## Aim of the exercise
Copy all lines holding the word "value" from the entries.

Start of Record excerpts

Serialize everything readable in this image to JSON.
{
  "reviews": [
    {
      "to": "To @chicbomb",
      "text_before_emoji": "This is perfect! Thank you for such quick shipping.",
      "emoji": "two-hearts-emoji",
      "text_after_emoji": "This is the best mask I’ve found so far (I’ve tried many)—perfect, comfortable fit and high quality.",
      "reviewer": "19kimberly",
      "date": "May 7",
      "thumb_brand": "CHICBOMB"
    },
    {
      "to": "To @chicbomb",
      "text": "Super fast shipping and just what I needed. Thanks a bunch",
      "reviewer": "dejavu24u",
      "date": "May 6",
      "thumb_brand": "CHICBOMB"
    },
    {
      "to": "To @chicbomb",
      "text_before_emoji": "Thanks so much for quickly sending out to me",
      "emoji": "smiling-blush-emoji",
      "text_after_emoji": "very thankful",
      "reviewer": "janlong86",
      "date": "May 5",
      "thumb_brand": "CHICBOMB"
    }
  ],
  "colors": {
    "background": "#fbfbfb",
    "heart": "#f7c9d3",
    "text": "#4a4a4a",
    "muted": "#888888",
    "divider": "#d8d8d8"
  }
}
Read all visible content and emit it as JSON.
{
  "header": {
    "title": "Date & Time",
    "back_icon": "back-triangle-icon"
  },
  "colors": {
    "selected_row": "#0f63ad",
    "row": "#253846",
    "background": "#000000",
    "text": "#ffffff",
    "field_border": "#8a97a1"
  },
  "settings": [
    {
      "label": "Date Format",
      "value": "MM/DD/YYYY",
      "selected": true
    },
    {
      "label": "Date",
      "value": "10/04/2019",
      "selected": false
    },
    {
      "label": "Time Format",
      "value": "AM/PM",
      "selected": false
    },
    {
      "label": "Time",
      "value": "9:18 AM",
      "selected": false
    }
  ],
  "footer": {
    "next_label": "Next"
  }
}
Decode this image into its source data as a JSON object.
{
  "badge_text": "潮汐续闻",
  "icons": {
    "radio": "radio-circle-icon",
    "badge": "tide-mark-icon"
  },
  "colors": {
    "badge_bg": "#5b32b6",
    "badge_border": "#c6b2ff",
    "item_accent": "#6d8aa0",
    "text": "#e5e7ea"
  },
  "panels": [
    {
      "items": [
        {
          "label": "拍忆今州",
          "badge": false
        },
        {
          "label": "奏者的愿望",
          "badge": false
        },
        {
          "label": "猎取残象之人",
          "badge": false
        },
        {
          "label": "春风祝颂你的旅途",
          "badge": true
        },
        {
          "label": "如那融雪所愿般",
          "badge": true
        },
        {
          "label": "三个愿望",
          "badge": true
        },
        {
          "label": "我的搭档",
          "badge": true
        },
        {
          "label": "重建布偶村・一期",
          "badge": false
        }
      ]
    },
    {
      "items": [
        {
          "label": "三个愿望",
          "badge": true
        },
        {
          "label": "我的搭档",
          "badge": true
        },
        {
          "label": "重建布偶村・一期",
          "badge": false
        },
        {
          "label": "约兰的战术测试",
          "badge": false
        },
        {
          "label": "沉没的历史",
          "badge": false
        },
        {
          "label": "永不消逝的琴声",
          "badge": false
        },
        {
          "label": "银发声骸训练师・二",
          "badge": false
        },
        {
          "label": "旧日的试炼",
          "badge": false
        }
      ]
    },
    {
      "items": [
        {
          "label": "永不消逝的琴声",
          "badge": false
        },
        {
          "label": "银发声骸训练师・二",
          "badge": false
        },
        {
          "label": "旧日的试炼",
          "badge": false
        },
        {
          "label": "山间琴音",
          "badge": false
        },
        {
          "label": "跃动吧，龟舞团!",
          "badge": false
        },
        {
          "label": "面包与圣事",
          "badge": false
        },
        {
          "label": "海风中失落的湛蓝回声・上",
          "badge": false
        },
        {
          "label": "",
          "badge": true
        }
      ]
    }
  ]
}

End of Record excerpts

## Written response
      "value": "MM/DD/YYYY",
      "value": "10/04/2019",
      "value": "AM/PM",
      "value": "9:18 AM",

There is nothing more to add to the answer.